Day 3. Monday, May 25. Memorial Day.
Gloomy, gray, and overcast this morning. Light misting rain, but it cleared up soon.
Had breakfast at Dan’s Diner – a railroad car that had been converted into a small roadside diner. Don’t be fooled by its humble appearance – this place had EXCELLENT food!!! I had two pancakes and a side of corned beef hash, with a glass of orange juice. Everything tasted amazing.
Here is a portrait of Prince Frederick Augustus (1763-1827), the younger brother of Britain’s King George IV. This is how he would have looked at or around the year 1815, I think. It’s thanks to him that the British Army, which had previously been in a state of neglect, was reformed and able to beat back Napoleon. The portrait is somewhat based on an existing portrait by John Jackson dated to 1822 (see here). He is garbed in clothes typical of the early 19th Century. On his chest is a medal from the Order of the Garter.
I found out after making this picture that I made one big mistake – Prince Frederick had blonde hair, not dark hair. Oops.
Keep your pencils sharp, everybody.
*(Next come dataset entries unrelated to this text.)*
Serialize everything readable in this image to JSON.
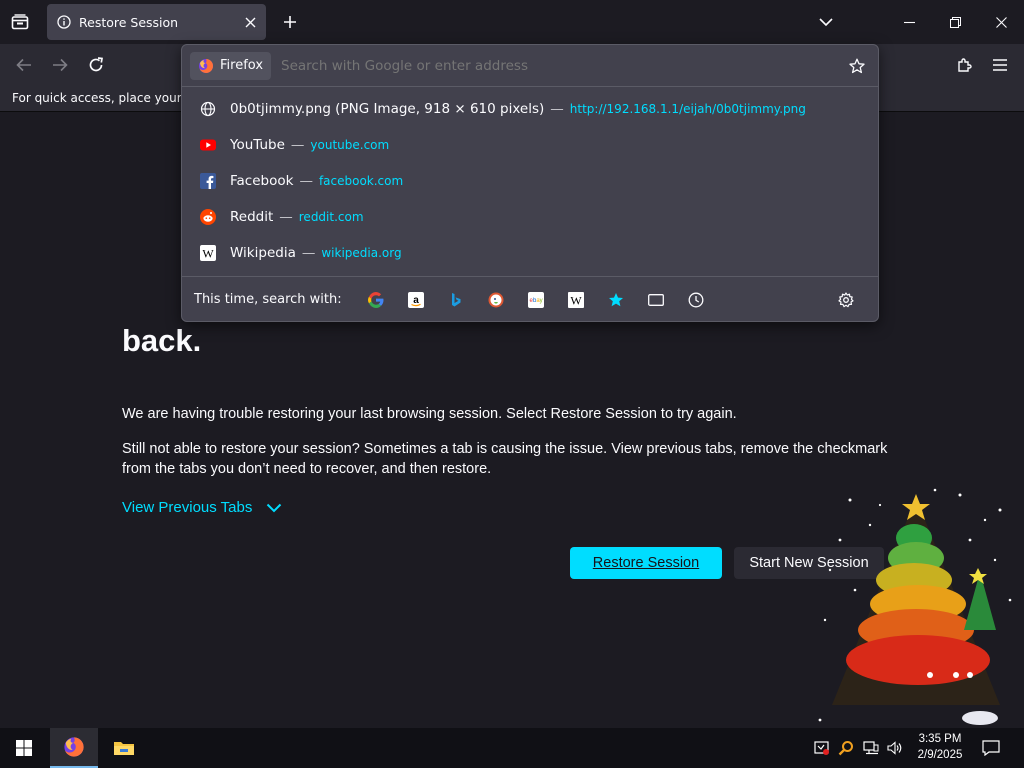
{
  "browser": {
    "tab": {
      "title": "Restore Session"
    },
    "bookmarks_bar_text": "For quick access, place your boo"
  },
  "urlbar": {
    "identity_label": "Firefox",
    "placeholder": "Search with Google or enter address",
    "results": [
      {
        "title": "0b0tjimmy.png (PNG Image, 918 × 610 pixels)",
        "separator": "—",
        "url": "http://192.168.1.1/eijah/0b0tjimmy.png",
        "icon": "globe-icon"
      },
      {
        "title": "YouTube",
        "separator": "—",
        "url": "youtube.com",
        "icon": "youtube-icon"
      },
      {
        "title": "Facebook",
        "separator": "—",
        "url": "facebook.com",
        "icon": "facebook-icon"
      },
      {
        "title": "Reddit",
        "separator": "—",
        "url": "reddit.com",
        "icon": "reddit-icon"
      },
      {
        "title": "Wikipedia",
        "separator": "—",
        "url": "wikipedia.org",
        "icon": "wikipedia-icon"
      }
    ],
    "oneoff_label": "This time, search with:",
    "engines": [
      "google-icon",
      "amazon-icon",
      "bing-icon",
      "duckduckgo-icon",
      "ebay-icon",
      "wikipedia-icon",
      "bookmarks-icon",
      "tabs-icon",
      "history-icon"
    ]
  },
  "page": {
    "heading": "Sorry. We're having trouble getting your pages back.",
    "heading_visible": "back.",
    "para1": "We are having trouble restoring your last browsing session. Select Restore Session to try again.",
    "para2": "Still not able to restore your session? Sometimes a tab is causing the issue. View previous tabs, remove the checkmark from the tabs you don’t need to recover, and then restore.",
    "view_previous_tabs": "View Previous Tabs",
    "restore_button": "Restore Session",
    "new_session_button": "Start New Session"
  },
  "taskbar": {
    "time": "3:35 PM",
    "date": "2/9/2025"
  },
  "colors": {
    "accent": "#00ddff",
    "background": "#1c1b22",
    "toolbar": "#2b2a33",
    "panel": "#42414d"
  }
}
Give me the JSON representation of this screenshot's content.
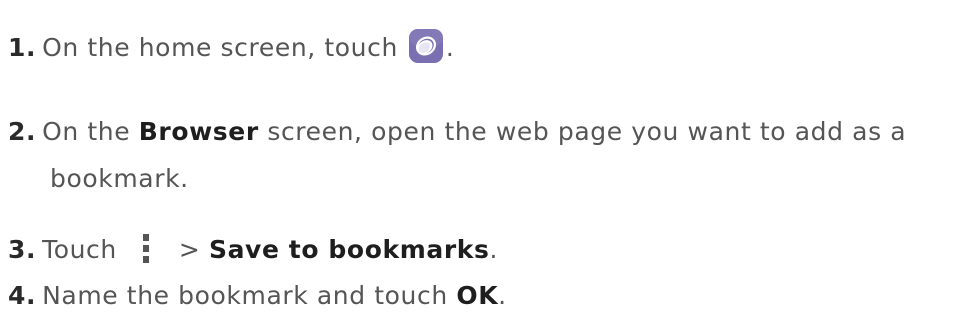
{
  "steps": [
    {
      "number": "1.",
      "text_before": "On the home screen, touch",
      "icon": "browser-icon",
      "text_after": "."
    },
    {
      "number": "2.",
      "text_before": "On the",
      "bold": "Browser",
      "text_after": "screen, open the web page you want to add as a",
      "continuation": "bookmark."
    },
    {
      "number": "3.",
      "text_before": "Touch",
      "icon": "more-menu-icon",
      "separator": ">",
      "bold": "Save to bookmarks",
      "text_after": "."
    },
    {
      "number": "4.",
      "text_before": "Name the bookmark and touch",
      "bold": "OK",
      "text_after": "."
    }
  ],
  "colors": {
    "text": "#555555",
    "bold_text": "#1e1e1e",
    "browser_icon_bg": "#7a6fb0",
    "menu_icon": "#555555"
  }
}
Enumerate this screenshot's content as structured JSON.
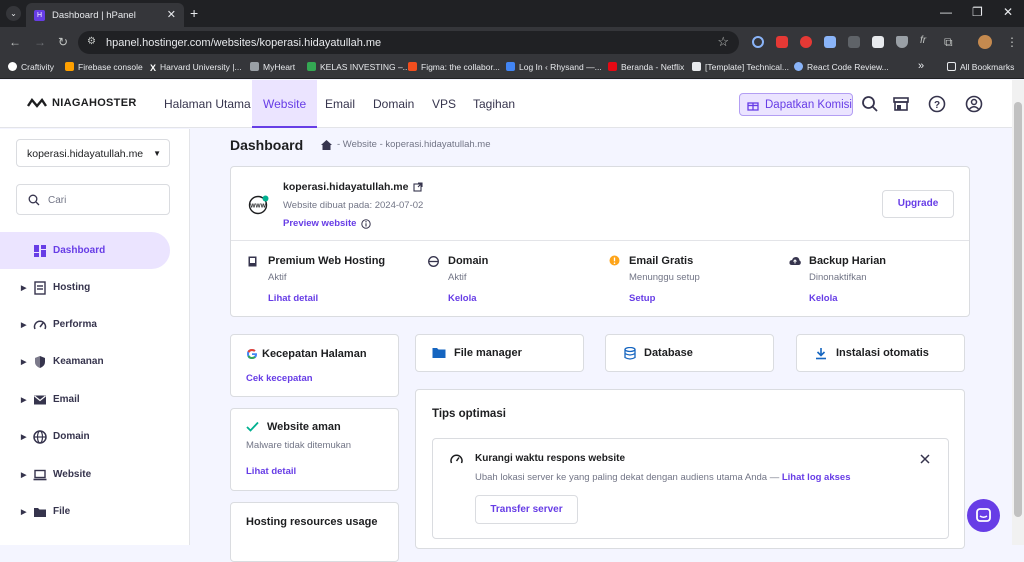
{
  "browser": {
    "tab_title": "Dashboard | hPanel",
    "url": "hpanel.hostinger.com/websites/koperasi.hidayatullah.me"
  },
  "bookmarks": [
    "Craftivity",
    "Firebase console",
    "Harvard University |...",
    "MyHeart",
    "KELAS INVESTING –...",
    "Figma: the collabor...",
    "Log In ‹ Rhysand —...",
    "Beranda - Netflix",
    "[Template] Technical...",
    "React Code Review..."
  ],
  "bookmarks_more": "»",
  "all_bookmarks": "All Bookmarks",
  "header": {
    "logo": "NIAGAHOSTER",
    "menu": [
      "Halaman Utama",
      "Website",
      "Email",
      "Domain",
      "VPS",
      "Tagihan"
    ],
    "active": "Website",
    "komisi": "Dapatkan Komisi"
  },
  "sidebar": {
    "site": "koperasi.hidayatullah.me",
    "search_placeholder": "Cari",
    "items": [
      "Dashboard",
      "Hosting",
      "Performa",
      "Keamanan",
      "Email",
      "Domain",
      "Website",
      "File"
    ]
  },
  "page": {
    "title": "Dashboard",
    "breadcrumb": "- Website - koperasi.hidayatullah.me"
  },
  "site_card": {
    "domain": "koperasi.hidayatullah.me",
    "created": "Website dibuat pada: 2024-07-02",
    "preview": "Preview website",
    "upgrade": "Upgrade",
    "www": "WWW"
  },
  "services": [
    {
      "title": "Premium Web Hosting",
      "status": "Aktif",
      "action": "Lihat detail"
    },
    {
      "title": "Domain",
      "status": "Aktif",
      "action": "Kelola"
    },
    {
      "title": "Email Gratis",
      "status": "Menunggu setup",
      "action": "Setup"
    },
    {
      "title": "Backup Harian",
      "status": "Dinonaktifkan",
      "action": "Kelola"
    }
  ],
  "speed": {
    "title": "Kecepatan Halaman",
    "action": "Cek kecepatan"
  },
  "security": {
    "title": "Website aman",
    "desc": "Malware tidak ditemukan",
    "action": "Lihat detail"
  },
  "resources": {
    "title": "Hosting resources usage"
  },
  "quick": [
    "File manager",
    "Database",
    "Instalasi otomatis"
  ],
  "tips": {
    "title": "Tips optimasi",
    "item_title": "Kurangi waktu respons website",
    "item_desc": "Ubah lokasi server ke yang paling dekat dengan audiens utama Anda —",
    "item_link": "Lihat log akses",
    "button": "Transfer server"
  },
  "colors": {
    "primary": "#673de6",
    "warning": "#fea419",
    "success": "#00b090"
  }
}
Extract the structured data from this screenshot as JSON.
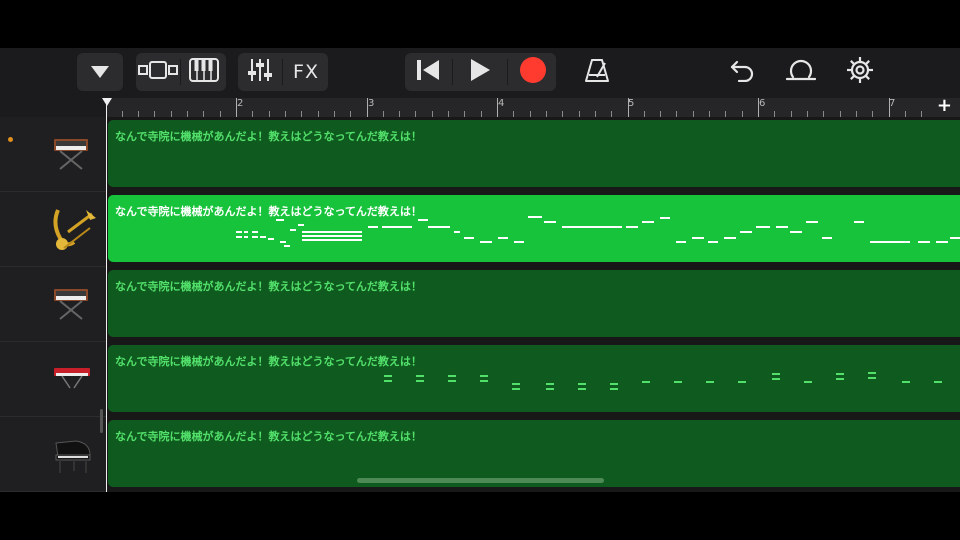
{
  "toolbar": {
    "buttons": [
      {
        "id": "browser",
        "icon": "triangle-down-icon"
      },
      {
        "id": "tracks-view",
        "icon": "tracks-view-icon"
      },
      {
        "id": "keyboard",
        "icon": "piano-keys-icon"
      },
      {
        "id": "mixer",
        "icon": "sliders-icon"
      },
      {
        "id": "fx",
        "label": "FX"
      },
      {
        "id": "go-to-start",
        "icon": "skip-back-icon"
      },
      {
        "id": "play",
        "icon": "play-icon"
      },
      {
        "id": "record",
        "icon": "record-icon",
        "color": "#ff3b30"
      },
      {
        "id": "metronome",
        "icon": "metronome-icon"
      },
      {
        "id": "undo",
        "icon": "undo-icon"
      },
      {
        "id": "loop",
        "icon": "loop-icon"
      },
      {
        "id": "settings",
        "icon": "gear-icon"
      }
    ]
  },
  "ruler": {
    "bars": [
      "2",
      "3",
      "4",
      "5",
      "6",
      "7"
    ],
    "add_label": "+"
  },
  "tracks": [
    {
      "instrument_icon": "synth-keyboard-icon",
      "region_title": "なんで寺院に機械があんだよ！教えはどうなってんだ教えは！",
      "selected": false,
      "has_dot": true
    },
    {
      "instrument_icon": "brass-icon",
      "region_title": "なんで寺院に機械があんだよ！教えはどうなってんだ教えは！",
      "selected": true,
      "has_dot": false
    },
    {
      "instrument_icon": "synth-keyboard-icon",
      "region_title": "なんで寺院に機械があんだよ！教えはどうなってんだ教えは！",
      "selected": false,
      "has_dot": false
    },
    {
      "instrument_icon": "red-keyboard-icon",
      "region_title": "なんで寺院に機械があんだよ！教えはどうなってんだ教えは！",
      "selected": false,
      "has_dot": false
    },
    {
      "instrument_icon": "grand-piano-icon",
      "region_title": "なんで寺院に機械があんだよ！教えはどうなってんだ教えは！",
      "selected": false,
      "has_dot": false
    }
  ],
  "colors": {
    "region": "#0f5a1e",
    "region_selected": "#17c33b",
    "region_text": "#52e06b",
    "record": "#ff3b30",
    "dot": "#e0901d"
  }
}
Well, it was that time of year again! Every April or so, at around the time of Easter, the Garvies Point Museum and Preserve, located in Glen Cove, Nassau County, New York, holds it annual “Dinosaur Day”. This is one of the days that I really look foward to for a few reasons. First, I get to work at a place that I absolutely love and meet with some good friends. Secondly, I get to be out of NYC for a little while, which is something that I ALWAYS look foward to. Third, I get to talk about a subject that has fascinated me since my earliest days – paleontology.
Veronica, the museum’s de facto head of administration, did a wonderful job along with other members of the museum staff of setting up the classroom where the day’s major activities would be taking place. Recently, the museum’s library was substantially increased. The Sands Point Museum and Preserve had closed down its library a short while ago, and all of the books and papers were sent to the GPM. I should state, though, that almost all of these documents were originally part of the GPM collections anyway, and they just got them back, that’s all. However, Louis (one of the workers at the Garvies Point Museum, but works primarily at the Old Bethpage Village – another place that I really love) has been working hard to re-catalogue all of these books and papers back into the museum’s database.
The name of the event was somewhat misleading, as it concerned all prehistoric life, not just dinosaurs. We had exhibits on primitive mammal-like-reptiles, dinosaurs, and prehistoric mammals.
Here are some pictures of what the room looked like both during and after the hoards of kids showed up.
Most of the really young children gravitated immediately towards the dino toy area and the fossil digsite. The older children and a lot of the adults were interested in the information that I and others were giving. They were especially interested in Dimetrodon, the famous sail-backed pelycosaur from the early Permian Period. I don’t think that I have ever had to say the name”Dimetrodon” so many times within the course of a single day! It seemed to be the only thing that many of them wanted to talk about!
Some of the major topics of interest on this day were: the Permian Mass Extinction, which occured about 251 million years ago, when an estimate 95% of all life was wiped out; of course, T. rex was a favorite; as too was Allosaurus, who competed with its larger relative for attention from the crowds. This was helped in no small part to the fact that we had a lot of Allosaurus “stuff” arrayed for them: a picture of the skull, a hand model, bone casts, a model, and my drawing which you might recognize from an earlier post on this blog.
Finally, here’s a picture of me, “the Dinosaur Man” as several members of the museum staff call me, dressed up as an amateur paleontologist. In addition to my olive drab Garvies Point Museum shirt, I also wore a khaki utility vest, because apparently ALL paleontologists wear khaki utility vests! I thought that wearing it would help to enhance my ethos with the audience, and by my reckoning, it worked.